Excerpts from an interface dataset
▼
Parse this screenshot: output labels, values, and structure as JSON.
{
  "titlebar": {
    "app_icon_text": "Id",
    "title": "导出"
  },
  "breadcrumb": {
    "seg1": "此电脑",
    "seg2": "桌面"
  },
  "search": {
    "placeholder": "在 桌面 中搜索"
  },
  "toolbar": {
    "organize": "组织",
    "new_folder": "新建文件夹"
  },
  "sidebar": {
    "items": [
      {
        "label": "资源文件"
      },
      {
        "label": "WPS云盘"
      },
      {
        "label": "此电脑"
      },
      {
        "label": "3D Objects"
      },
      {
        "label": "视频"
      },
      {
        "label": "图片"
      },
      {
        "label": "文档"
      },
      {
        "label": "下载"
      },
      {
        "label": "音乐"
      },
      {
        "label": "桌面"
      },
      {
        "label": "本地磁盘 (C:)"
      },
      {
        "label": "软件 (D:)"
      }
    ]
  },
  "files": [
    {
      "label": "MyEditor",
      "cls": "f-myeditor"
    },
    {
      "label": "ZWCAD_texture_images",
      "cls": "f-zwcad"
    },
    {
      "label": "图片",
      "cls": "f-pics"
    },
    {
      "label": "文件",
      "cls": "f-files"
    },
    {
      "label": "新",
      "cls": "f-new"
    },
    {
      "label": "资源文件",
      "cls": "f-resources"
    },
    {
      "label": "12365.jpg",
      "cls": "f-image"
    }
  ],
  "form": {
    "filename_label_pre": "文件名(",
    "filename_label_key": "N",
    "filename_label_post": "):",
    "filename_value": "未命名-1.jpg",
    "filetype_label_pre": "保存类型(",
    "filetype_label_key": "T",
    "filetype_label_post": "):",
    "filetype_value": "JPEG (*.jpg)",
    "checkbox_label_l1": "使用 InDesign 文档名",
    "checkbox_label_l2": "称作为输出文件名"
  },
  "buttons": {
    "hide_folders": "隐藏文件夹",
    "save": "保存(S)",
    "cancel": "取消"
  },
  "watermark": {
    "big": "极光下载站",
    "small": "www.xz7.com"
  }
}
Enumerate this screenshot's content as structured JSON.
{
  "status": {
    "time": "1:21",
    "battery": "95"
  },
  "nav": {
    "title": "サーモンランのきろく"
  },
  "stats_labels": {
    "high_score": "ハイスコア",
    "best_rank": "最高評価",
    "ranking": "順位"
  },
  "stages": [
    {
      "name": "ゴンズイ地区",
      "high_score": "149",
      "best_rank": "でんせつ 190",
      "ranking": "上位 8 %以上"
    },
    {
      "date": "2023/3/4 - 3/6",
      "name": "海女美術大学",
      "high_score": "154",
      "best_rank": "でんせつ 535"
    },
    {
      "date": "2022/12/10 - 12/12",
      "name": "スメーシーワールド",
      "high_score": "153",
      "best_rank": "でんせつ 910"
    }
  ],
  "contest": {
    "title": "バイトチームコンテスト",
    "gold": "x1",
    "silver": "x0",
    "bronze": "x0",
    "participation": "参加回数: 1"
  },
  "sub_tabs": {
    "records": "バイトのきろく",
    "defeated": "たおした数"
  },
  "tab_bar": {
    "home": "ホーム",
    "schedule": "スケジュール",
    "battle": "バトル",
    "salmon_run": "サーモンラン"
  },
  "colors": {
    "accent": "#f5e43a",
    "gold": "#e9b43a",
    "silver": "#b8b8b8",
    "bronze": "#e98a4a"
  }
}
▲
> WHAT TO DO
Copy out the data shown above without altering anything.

> RESPONSE AREA
Parse this screenshot: output labels, values, and structure as JSON.
{
  "titlebar": {
    "app_icon_text": "Id",
    "title": "导出"
  },
  "breadcrumb": {
    "seg1": "此电脑",
    "seg2": "桌面"
  },
  "search": {
    "placeholder": "在 桌面 中搜索"
  },
  "toolbar": {
    "organize": "组织",
    "new_folder": "新建文件夹"
  },
  "sidebar": {
    "items": [
      {
        "label": "资源文件"
      },
      {
        "label": "WPS云盘"
      },
      {
        "label": "此电脑"
      },
      {
        "label": "3D Objects"
      },
      {
        "label": "视频"
      },
      {
        "label": "图片"
      },
      {
        "label": "文档"
      },
      {
        "label": "下载"
      },
      {
        "label": "音乐"
      },
      {
        "label": "桌面"
      },
      {
        "label": "本地磁盘 (C:)"
      },
      {
        "label": "软件 (D:)"
      }
    ]
  },
  "files": [
    {
      "label": "MyEditor",
      "cls": "f-myeditor"
    },
    {
      "label": "ZWCAD_texture_images",
      "cls": "f-zwcad"
    },
    {
      "label": "图片",
      "cls": "f-pics"
    },
    {
      "label": "文件",
      "cls": "f-files"
    },
    {
      "label": "新",
      "cls": "f-new"
    },
    {
      "label": "资源文件",
      "cls": "f-resources"
    },
    {
      "label": "12365.jpg",
      "cls": "f-image"
    }
  ],
  "form": {
    "filename_label_pre": "文件名(",
    "filename_label_key": "N",
    "filename_label_post": "):",
    "filename_value": "未命名-1.jpg",
    "filetype_label_pre": "保存类型(",
    "filetype_label_key": "T",
    "filetype_label_post": "):",
    "filetype_value": "JPEG (*.jpg)",
    "checkbox_label_l1": "使用 InDesign 文档名",
    "checkbox_label_l2": "称作为输出文件名"
  },
  "buttons": {
    "hide_folders": "隐藏文件夹",
    "save": "保存(S)",
    "cancel": "取消"
  },
  "watermark": {
    "big": "极光下载站",
    "small": "www.xz7.com"
  }
}
Enumerate this screenshot's content as structured JSON.
{
  "status": {
    "time": "1:21",
    "battery": "95"
  },
  "nav": {
    "title": "サーモンランのきろく"
  },
  "stats_labels": {
    "high_score": "ハイスコア",
    "best_rank": "最高評価",
    "ranking": "順位"
  },
  "stages": [
    {
      "name": "ゴンズイ地区",
      "high_score": "149",
      "best_rank": "でんせつ 190",
      "ranking": "上位 8 %以上"
    },
    {
      "date": "2023/3/4 - 3/6",
      "name": "海女美術大学",
      "high_score": "154",
      "best_rank": "でんせつ 535"
    },
    {
      "date": "2022/12/10 - 12/12",
      "name": "スメーシーワールド",
      "high_score": "153",
      "best_rank": "でんせつ 910"
    }
  ],
  "contest": {
    "title": "バイトチームコンテスト",
    "gold": "x1",
    "silver": "x0",
    "bronze": "x0",
    "participation": "参加回数: 1"
  },
  "sub_tabs": {
    "records": "バイトのきろく",
    "defeated": "たおした数"
  },
  "tab_bar": {
    "home": "ホーム",
    "schedule": "スケジュール",
    "battle": "バトル",
    "salmon_run": "サーモンラン"
  },
  "colors": {
    "accent": "#f5e43a",
    "gold": "#e9b43a",
    "silver": "#b8b8b8",
    "bronze": "#e98a4a"
  }
}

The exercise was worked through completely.